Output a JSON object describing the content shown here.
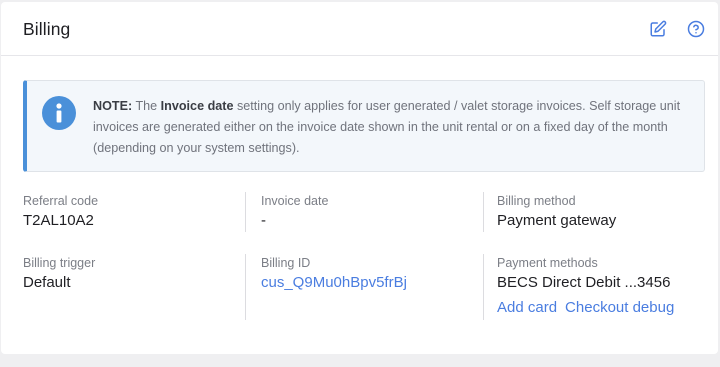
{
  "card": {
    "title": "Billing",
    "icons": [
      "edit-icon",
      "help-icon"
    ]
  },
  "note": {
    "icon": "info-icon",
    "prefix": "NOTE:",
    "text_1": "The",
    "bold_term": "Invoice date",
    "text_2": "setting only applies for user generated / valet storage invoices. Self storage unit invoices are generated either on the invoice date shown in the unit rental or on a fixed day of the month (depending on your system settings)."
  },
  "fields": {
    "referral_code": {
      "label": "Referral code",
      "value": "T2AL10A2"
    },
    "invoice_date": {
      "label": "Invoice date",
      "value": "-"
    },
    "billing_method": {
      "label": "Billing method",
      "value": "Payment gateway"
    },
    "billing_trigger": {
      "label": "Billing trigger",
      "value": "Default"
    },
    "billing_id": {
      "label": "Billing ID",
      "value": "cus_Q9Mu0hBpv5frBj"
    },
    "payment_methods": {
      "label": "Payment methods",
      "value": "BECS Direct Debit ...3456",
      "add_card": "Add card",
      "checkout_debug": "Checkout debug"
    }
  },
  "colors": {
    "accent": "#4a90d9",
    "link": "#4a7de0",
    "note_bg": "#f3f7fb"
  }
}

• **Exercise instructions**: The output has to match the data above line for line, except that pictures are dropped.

• **Response to the task**:
Output a JSON object describing the content shown here.
{
  "card": {
    "title": "Billing",
    "icons": [
      "edit-icon",
      "help-icon"
    ]
  },
  "note": {
    "icon": "info-icon",
    "prefix": "NOTE:",
    "text_1": "The",
    "bold_term": "Invoice date",
    "text_2": "setting only applies for user generated / valet storage invoices. Self storage unit invoices are generated either on the invoice date shown in the unit rental or on a fixed day of the month (depending on your system settings)."
  },
  "fields": {
    "referral_code": {
      "label": "Referral code",
      "value": "T2AL10A2"
    },
    "invoice_date": {
      "label": "Invoice date",
      "value": "-"
    },
    "billing_method": {
      "label": "Billing method",
      "value": "Payment gateway"
    },
    "billing_trigger": {
      "label": "Billing trigger",
      "value": "Default"
    },
    "billing_id": {
      "label": "Billing ID",
      "value": "cus_Q9Mu0hBpv5frBj"
    },
    "payment_methods": {
      "label": "Payment methods",
      "value": "BECS Direct Debit ...3456",
      "add_card": "Add card",
      "checkout_debug": "Checkout debug"
    }
  },
  "colors": {
    "accent": "#4a90d9",
    "link": "#4a7de0",
    "note_bg": "#f3f7fb"
  }
}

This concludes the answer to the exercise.